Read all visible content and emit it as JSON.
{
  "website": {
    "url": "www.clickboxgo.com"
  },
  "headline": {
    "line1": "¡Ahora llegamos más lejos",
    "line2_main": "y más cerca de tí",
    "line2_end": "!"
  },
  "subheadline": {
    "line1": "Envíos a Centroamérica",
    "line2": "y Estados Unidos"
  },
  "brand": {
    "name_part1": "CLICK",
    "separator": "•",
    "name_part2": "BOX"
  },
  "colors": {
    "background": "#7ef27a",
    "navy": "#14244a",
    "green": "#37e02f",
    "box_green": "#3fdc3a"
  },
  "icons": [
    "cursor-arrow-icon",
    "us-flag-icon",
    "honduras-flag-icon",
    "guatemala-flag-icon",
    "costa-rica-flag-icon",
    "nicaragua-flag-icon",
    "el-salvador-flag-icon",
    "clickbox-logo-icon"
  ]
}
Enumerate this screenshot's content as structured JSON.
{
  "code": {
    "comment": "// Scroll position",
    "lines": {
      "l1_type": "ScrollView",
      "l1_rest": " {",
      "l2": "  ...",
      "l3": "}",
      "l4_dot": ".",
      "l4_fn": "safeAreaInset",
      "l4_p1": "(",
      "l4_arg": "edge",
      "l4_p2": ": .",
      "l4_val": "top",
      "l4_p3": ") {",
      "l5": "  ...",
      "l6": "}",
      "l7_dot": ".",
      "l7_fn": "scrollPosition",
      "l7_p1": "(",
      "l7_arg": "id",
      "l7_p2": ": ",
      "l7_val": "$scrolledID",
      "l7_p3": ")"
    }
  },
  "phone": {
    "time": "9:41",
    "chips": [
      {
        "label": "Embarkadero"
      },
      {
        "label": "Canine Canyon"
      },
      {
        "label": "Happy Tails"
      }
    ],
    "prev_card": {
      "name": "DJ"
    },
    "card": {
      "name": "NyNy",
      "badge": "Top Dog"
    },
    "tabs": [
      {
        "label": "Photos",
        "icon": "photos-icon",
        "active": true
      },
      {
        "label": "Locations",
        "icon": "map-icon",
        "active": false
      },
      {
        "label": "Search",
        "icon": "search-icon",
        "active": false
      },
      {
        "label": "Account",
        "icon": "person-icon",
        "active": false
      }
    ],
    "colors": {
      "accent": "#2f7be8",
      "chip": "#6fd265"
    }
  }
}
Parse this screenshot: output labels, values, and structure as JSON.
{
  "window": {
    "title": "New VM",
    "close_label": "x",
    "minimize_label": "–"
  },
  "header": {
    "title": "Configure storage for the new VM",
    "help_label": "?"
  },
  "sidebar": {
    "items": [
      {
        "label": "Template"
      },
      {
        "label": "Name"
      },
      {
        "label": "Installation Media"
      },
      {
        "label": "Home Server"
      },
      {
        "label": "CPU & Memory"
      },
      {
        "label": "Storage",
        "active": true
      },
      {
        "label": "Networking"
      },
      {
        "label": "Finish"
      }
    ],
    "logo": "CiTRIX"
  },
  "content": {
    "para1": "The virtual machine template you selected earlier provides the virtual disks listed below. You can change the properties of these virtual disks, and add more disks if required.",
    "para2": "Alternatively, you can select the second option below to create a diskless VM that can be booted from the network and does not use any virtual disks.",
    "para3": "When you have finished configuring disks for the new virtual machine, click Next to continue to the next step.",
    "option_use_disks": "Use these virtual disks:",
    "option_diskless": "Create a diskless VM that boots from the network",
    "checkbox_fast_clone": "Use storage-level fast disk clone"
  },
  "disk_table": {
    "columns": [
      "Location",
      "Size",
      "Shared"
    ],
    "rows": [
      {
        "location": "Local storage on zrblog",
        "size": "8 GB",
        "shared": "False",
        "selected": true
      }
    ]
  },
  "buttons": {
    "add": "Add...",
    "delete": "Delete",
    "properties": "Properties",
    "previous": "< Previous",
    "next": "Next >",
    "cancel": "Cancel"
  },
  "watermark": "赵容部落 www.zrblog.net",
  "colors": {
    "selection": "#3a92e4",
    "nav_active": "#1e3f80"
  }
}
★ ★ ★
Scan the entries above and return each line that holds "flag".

Finished task
    "us-flag-icon",
    "honduras-flag-icon",
    "guatemala-flag-icon",
    "costa-rica-flag-icon",
    "nicaragua-flag-icon",
    "el-salvador-flag-icon",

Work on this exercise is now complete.